● Your task:
Copy out each line of the data below in which "templates" appears.

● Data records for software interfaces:
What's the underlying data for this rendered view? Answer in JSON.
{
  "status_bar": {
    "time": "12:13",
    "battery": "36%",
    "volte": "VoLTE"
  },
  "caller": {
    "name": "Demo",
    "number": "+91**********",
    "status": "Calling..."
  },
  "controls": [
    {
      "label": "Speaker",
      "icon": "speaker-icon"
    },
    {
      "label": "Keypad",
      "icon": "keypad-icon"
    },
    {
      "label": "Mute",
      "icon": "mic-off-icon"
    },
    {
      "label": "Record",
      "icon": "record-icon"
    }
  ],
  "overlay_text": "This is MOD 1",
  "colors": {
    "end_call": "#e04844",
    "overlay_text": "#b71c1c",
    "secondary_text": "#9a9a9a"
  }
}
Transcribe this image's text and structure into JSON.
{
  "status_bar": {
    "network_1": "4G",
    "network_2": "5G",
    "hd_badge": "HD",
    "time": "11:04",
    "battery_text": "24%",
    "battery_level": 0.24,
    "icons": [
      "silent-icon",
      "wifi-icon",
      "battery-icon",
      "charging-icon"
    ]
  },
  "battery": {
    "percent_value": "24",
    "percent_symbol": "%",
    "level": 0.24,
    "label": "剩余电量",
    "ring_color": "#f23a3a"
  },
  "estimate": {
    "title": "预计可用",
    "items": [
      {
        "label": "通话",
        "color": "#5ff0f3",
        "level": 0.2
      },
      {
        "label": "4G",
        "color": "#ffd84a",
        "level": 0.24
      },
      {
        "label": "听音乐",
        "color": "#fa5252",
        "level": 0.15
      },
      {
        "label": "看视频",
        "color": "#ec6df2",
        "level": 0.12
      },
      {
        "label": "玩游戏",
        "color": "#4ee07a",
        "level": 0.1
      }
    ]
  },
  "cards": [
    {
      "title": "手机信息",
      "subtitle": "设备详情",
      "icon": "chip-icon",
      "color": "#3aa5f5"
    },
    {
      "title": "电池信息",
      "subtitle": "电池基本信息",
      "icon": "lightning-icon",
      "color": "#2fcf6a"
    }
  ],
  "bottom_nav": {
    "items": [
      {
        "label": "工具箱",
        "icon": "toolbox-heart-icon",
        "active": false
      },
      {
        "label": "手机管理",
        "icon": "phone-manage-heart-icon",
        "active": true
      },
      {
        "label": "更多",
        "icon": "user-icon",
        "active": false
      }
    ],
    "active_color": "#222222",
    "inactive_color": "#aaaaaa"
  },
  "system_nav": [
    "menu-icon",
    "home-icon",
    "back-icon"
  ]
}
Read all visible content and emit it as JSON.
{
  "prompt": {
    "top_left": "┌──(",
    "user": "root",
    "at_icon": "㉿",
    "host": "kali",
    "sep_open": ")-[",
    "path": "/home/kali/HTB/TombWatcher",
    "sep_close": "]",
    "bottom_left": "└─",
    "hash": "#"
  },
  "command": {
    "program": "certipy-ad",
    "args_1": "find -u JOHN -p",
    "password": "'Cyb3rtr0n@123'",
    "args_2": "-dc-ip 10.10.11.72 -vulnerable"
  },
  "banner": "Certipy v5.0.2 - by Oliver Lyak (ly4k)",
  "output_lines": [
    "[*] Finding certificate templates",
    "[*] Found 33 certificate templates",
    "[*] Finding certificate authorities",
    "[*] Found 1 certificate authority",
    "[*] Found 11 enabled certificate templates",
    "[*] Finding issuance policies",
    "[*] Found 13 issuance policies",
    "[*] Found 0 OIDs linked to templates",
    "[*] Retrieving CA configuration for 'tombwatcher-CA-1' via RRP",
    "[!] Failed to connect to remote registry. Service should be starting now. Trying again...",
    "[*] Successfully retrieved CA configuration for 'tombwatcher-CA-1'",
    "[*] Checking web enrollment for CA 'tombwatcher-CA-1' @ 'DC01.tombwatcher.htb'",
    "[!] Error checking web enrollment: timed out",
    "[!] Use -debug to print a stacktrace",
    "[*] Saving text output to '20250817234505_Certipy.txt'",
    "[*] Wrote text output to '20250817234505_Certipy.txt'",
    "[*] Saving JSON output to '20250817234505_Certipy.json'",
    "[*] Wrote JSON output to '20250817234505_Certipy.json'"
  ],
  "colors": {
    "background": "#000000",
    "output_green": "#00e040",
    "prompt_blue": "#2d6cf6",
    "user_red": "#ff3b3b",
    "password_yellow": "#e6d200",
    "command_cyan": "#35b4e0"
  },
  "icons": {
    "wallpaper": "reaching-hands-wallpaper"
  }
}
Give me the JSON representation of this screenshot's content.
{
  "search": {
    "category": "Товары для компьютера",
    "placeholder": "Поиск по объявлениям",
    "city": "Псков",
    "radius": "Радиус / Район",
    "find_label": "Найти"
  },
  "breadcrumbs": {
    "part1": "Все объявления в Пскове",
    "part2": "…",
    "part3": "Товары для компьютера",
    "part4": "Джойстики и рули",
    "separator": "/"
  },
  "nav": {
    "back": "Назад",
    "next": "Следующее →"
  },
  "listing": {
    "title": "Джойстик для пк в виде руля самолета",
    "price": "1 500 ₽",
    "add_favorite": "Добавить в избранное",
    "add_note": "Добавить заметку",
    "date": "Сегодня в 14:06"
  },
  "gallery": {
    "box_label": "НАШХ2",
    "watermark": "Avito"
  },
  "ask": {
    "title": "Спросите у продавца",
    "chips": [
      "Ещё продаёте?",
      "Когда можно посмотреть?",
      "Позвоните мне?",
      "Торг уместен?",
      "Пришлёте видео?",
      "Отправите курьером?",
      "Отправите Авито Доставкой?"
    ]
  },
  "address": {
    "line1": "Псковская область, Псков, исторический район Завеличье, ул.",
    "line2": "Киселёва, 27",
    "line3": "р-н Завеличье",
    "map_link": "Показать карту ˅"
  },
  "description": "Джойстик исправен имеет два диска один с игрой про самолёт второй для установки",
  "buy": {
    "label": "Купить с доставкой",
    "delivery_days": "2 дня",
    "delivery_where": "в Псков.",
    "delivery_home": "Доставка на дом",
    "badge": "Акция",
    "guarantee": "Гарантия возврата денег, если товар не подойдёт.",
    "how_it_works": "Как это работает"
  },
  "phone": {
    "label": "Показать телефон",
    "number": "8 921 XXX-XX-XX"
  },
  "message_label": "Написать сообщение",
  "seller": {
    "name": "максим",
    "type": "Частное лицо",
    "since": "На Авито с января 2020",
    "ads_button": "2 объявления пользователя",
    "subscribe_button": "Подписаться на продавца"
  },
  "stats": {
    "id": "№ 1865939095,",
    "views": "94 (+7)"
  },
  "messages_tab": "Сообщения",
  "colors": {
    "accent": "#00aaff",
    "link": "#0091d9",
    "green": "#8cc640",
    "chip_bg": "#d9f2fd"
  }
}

● Task response:
    "[*] Finding certificate templates",
    "[*] Found 33 certificate templates",
    "[*] Found 11 enabled certificate templates",
    "[*] Found 0 OIDs linked to templates",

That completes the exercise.